Young people have less life experience and are therefore possibly less well placed to discern genuine witchcraft from fakery or even potential abusers. There have been cases in the news where abusers have posed as magical practitioners in order to attract children. There is the potential for danger if young people are lured into cults with an ulterior motive.
Witchcraft is perceived as glamorous and is often portrayed as such in the media (think The Craft or that rather terrible tv series Charmed). Young people are sometimes more attracted to the glitter than the gold and this can lead to disappointment. Young witches can also have a tendancy to see magic as the first solution for all problems and this can result in them becoming a less balanced individual with a limited world view.
But I think there is a much stronger case for "Yes...."
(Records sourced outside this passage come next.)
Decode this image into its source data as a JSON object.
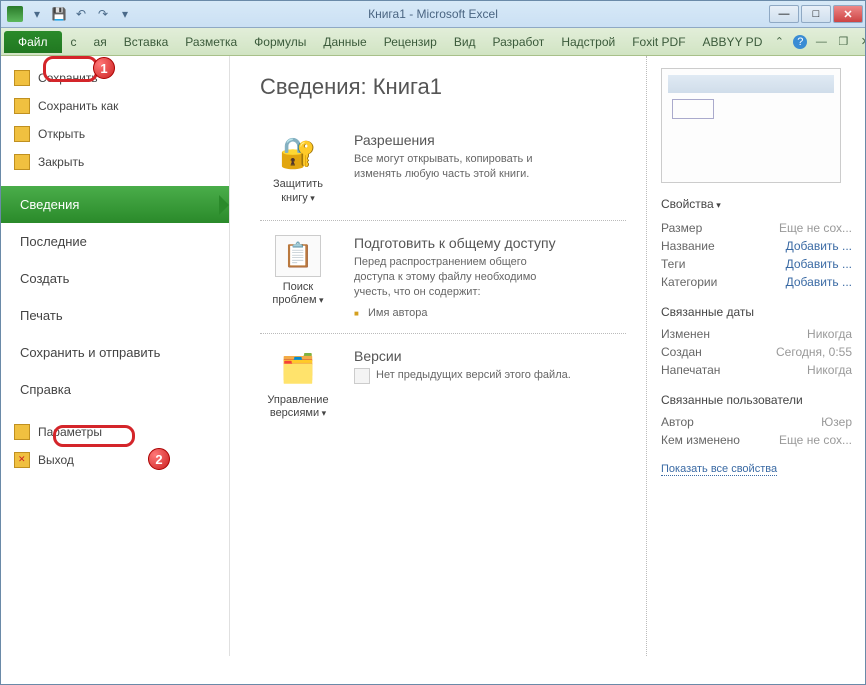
{
  "window": {
    "title": "Книга1 - Microsoft Excel"
  },
  "tabs": [
    "Файл",
    "с",
    "ая",
    "Вставка",
    "Разметка",
    "Формулы",
    "Данные",
    "Рецензир",
    "Вид",
    "Разработ",
    "Надстрой",
    "Foxit PDF",
    "ABBYY PD"
  ],
  "sidebar": {
    "save": "Сохранить",
    "saveas": "Сохранить как",
    "open": "Открыть",
    "close": "Закрыть",
    "info": "Сведения",
    "recent": "Последние",
    "new": "Создать",
    "print": "Печать",
    "share": "Сохранить и отправить",
    "help": "Справка",
    "options": "Параметры",
    "exit": "Выход"
  },
  "page": {
    "title": "Сведения: Книга1"
  },
  "perm": {
    "btn": "Защитить книгу",
    "hdr": "Разрешения",
    "desc": "Все могут открывать, копировать и изменять любую часть этой книги."
  },
  "prep": {
    "btn": "Поиск проблем",
    "hdr": "Подготовить к общему доступу",
    "desc": "Перед распространением общего доступа к этому файлу необходимо учесть, что он содержит:",
    "li1": "Имя автора"
  },
  "ver": {
    "btn": "Управление версиями",
    "hdr": "Версии",
    "desc": "Нет предыдущих версий этого файла."
  },
  "props": {
    "hdr": "Свойства",
    "rows": [
      {
        "k": "Размер",
        "v": "Еще не сох..."
      },
      {
        "k": "Название",
        "v": "Добавить ..."
      },
      {
        "k": "Теги",
        "v": "Добавить ..."
      },
      {
        "k": "Категории",
        "v": "Добавить ..."
      }
    ],
    "dates_hdr": "Связанные даты",
    "dates": [
      {
        "k": "Изменен",
        "v": "Никогда"
      },
      {
        "k": "Создан",
        "v": "Сегодня, 0:55"
      },
      {
        "k": "Напечатан",
        "v": "Никогда"
      }
    ],
    "users_hdr": "Связанные пользователи",
    "users": [
      {
        "k": "Автор",
        "v": "Юзер"
      },
      {
        "k": "Кем изменено",
        "v": "Еще не сох..."
      }
    ],
    "showall": "Показать все свойства"
  }
}
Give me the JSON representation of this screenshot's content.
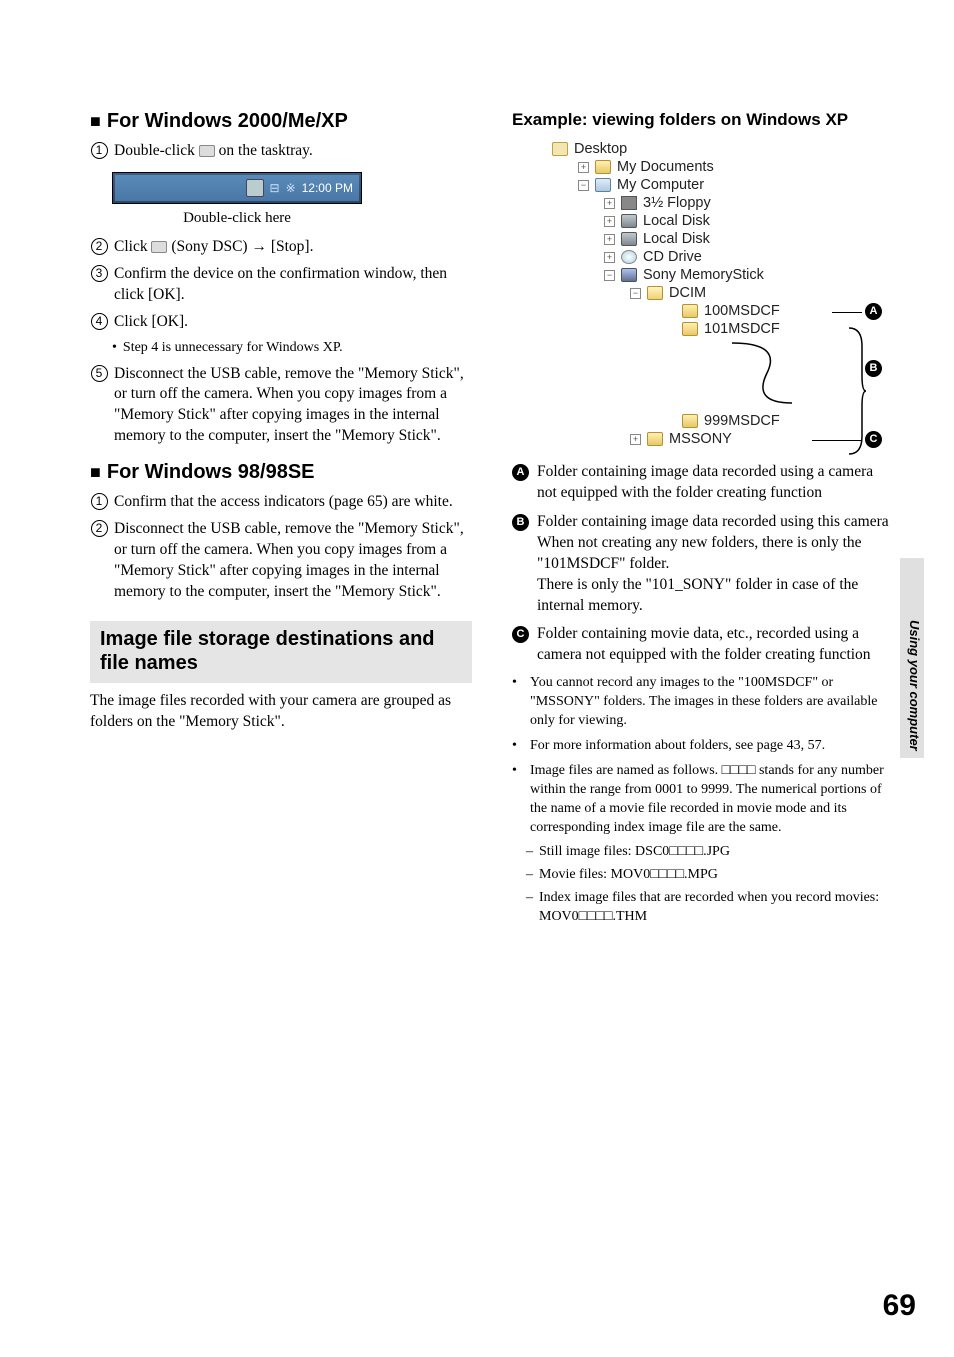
{
  "left": {
    "h1": "For Windows 2000/Me/XP",
    "s1": "Double-click",
    "s1b": "on the tasktray.",
    "tray_time": "12:00 PM",
    "tray_caption": "Double-click here",
    "s2a": "Click",
    "s2b": "(Sony DSC)",
    "s2c": "[Stop].",
    "s3": "Confirm the device on the confirmation window, then click [OK].",
    "s4": "Click [OK].",
    "s4note": "Step 4 is unnecessary for Windows XP.",
    "s5": "Disconnect the USB cable, remove the \"Memory Stick\", or turn off the camera. When you copy images from a \"Memory Stick\" after copying images in the internal memory to the computer, insert the \"Memory Stick\".",
    "h2": "For Windows 98/98SE",
    "w98_s1": "Confirm that the access indicators (page 65) are white.",
    "w98_s2": "Disconnect the USB cable, remove the \"Memory Stick\", or turn off the camera. When you copy images from a \"Memory Stick\" after copying images in the internal memory to the computer, insert the \"Memory Stick\".",
    "box_title": "Image file storage destinations and file names",
    "box_para": "The image files recorded with your camera are grouped as folders on the \"Memory Stick\"."
  },
  "right": {
    "example_h": "Example: viewing folders on Windows XP",
    "tree": {
      "desktop": "Desktop",
      "mydocs": "My Documents",
      "mycomp": "My Computer",
      "floppy": "3½ Floppy",
      "ld1": "Local Disk",
      "ld2": "Local Disk",
      "cd": "CD Drive",
      "ms": "Sony MemoryStick",
      "dcim": "DCIM",
      "f100": "100MSDCF",
      "f101": "101MSDCF",
      "f999": "999MSDCF",
      "mssony": "MSSONY"
    },
    "A": "Folder containing image data recorded using a camera not equipped with the folder creating function",
    "B1": "Folder containing image data recorded using this camera",
    "B2": "When not creating any new folders, there is only the \"101MSDCF\" folder.",
    "B3": "There is only the \"101_SONY\" folder in case of the internal memory.",
    "C": "Folder containing movie data, etc., recorded using a camera not equipped with the folder creating function",
    "b1": "You cannot record any images to the \"100MSDCF\" or \"MSSONY\" folders. The images in these folders are available only for viewing.",
    "b2": "For more information about folders, see page 43, 57.",
    "b3": "Image files are named as follows. □□□□ stands for any number within the range from 0001 to 9999. The numerical portions of the name of a movie file recorded in movie mode and its corresponding index image file are the same.",
    "d1": "Still image files: DSC0□□□□.JPG",
    "d2": "Movie files: MOV0□□□□.MPG",
    "d3": "Index image files that are recorded when you record movies: MOV0□□□□.THM"
  },
  "side": "Using your computer",
  "page": "69"
}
I don't think we can make the assumption that common sense kicks in at eighteen. There are plenty of middle aged idiots running around and plenty of teenagers with a sensible head on their shoulders. It just doesn't seem logical to link common sense to age. And if we are throwing out that assumption then we have to acknowledge that there are plenty of young people savvy enough to be able to discern genuine witchcraft from the jiggery pokery stuff.
And witchcraft, practised properly, isn't something young people need to be protected from. Granted there are the shamming abusers who warp the path for their own twisted desires. But people like that exist in every walk of life. It isn't witches we need to protect children from, its abusers.
As you get older, your passions start to dwindle a bit. And I mean all your passions. You don't feel love as intensely, you don't anger as quickly, you don't flucuate as wildly between elation and despair. Your mind settles down and stabilises itself. So what better time to start working in a craft dependent on the intensity of your will than when you are still young enough to have the power of all that emotion behind your will? Young witches potentially have more power behind them than any of us older more staid types. And channelling some of that raw teenage emotion into spellwork might siphon off some of all that turmoil (that I remember so well from my own younger days) and that has got to be a positive for any young witch.
Then there is education. Young people today (and I don't care what the Daily Mail tells you about exams getting easier) have a tough and rigorous academic upbringing. So we are saying teenagers are bright enough to study Trigonometry, Geoffrey Chaucer and learn any number of foreign languages but we don't think they can get their heads round witchcraft? Well frankly I credit our young people with more intelligence than that.
Children grow up quicker these days. They learn about the responsibilities in life a lot younger than we ever did. My exams were a bit of a lark, young people today are very aware that their future may depend on their grades. They have a maturity that we didn't need to have. So if we are going to expect them to shoulder adult responsibilities, maybe we need to credit them with something back, a belief that they might just know what is best for them.
My own personal view is that if a young person genuinely wants to study the craft their age should not be a barrier for doing so. Obviously you should never force your own beliefs onto a child (or anyone else for that matter) but if a young person expresses a genuine interest in witchcraft then we should do them the courtesy of taking them seriously. Today's young people are the witches of the future. And to be honest, looking at some of the young witches I've met through my own site and others, the future's looking pretty good to me.
image http://www.sxc.hu/photo/1205234 (Eastop)
Join the Witch Path Forward Facebook community. (Click the icon).